● **Your objective**:
Each line of the data below that contains "this" must be copied.

[Data records]
^^^^

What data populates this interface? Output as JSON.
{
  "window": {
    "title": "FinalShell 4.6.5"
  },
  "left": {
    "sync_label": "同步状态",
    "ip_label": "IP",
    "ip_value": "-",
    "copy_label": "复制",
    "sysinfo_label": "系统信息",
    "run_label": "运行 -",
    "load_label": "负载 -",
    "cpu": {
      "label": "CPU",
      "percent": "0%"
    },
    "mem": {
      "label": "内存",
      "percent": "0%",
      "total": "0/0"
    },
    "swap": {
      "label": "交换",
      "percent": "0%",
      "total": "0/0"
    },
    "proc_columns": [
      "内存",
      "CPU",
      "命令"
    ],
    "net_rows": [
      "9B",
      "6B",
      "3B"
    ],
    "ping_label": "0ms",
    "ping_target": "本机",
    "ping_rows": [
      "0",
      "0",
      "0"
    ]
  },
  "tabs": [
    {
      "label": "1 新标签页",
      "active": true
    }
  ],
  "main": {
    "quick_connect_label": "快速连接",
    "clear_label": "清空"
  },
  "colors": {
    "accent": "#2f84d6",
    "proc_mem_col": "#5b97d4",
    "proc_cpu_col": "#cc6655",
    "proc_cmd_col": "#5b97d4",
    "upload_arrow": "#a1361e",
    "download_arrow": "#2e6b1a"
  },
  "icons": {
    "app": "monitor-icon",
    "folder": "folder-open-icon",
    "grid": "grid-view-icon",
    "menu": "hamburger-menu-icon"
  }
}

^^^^

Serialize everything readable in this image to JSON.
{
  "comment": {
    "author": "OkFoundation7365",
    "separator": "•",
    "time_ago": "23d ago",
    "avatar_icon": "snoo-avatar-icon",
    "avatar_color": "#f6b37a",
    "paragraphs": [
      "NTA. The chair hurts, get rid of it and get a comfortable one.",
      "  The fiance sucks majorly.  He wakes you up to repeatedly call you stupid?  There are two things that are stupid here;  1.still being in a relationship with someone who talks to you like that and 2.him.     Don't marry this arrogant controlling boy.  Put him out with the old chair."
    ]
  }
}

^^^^

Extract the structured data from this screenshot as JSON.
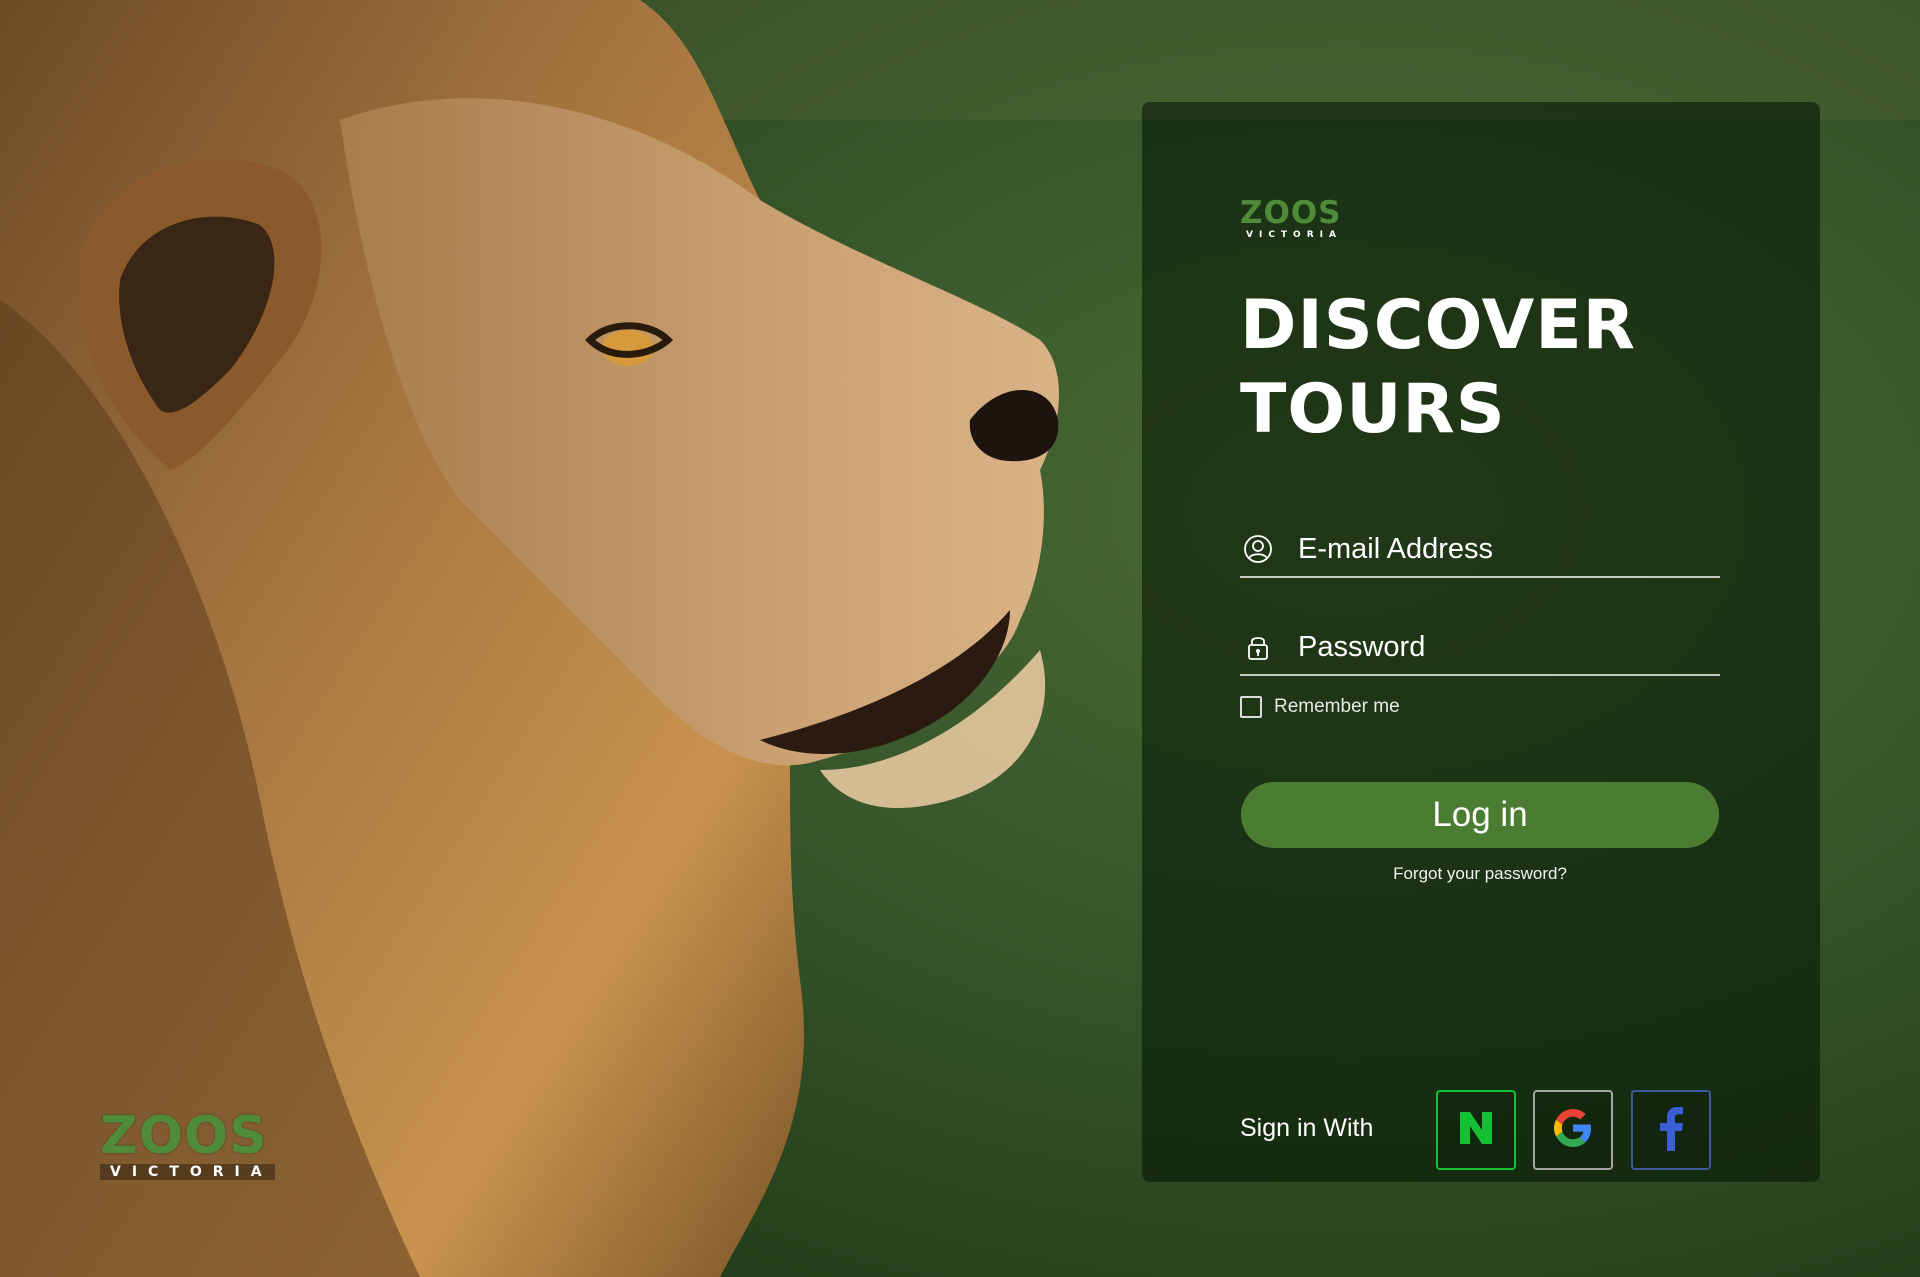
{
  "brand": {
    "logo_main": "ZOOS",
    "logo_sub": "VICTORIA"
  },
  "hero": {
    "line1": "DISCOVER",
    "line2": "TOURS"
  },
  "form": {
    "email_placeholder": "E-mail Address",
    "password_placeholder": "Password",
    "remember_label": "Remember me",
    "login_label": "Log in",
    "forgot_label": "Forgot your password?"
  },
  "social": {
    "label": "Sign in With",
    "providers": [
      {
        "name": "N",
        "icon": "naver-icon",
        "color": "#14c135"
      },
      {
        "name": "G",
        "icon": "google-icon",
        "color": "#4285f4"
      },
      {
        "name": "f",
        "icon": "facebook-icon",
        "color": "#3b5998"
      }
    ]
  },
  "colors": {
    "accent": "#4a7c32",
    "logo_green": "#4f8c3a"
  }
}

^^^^

● **Output**:
What data populates this interface? Output as JSON.
Serialize everything readable in this image to JSON.
      "  The fiance sucks majorly.  He wakes you up to repeatedly call you stupid?  There are two things that are stupid here;  1.still being in a relationship with someone who talks to you like that and 2.him.     Don't marry this arrogant controlling boy.  Put him out with the old chair."
Extract the structured data from this screenshot as JSON.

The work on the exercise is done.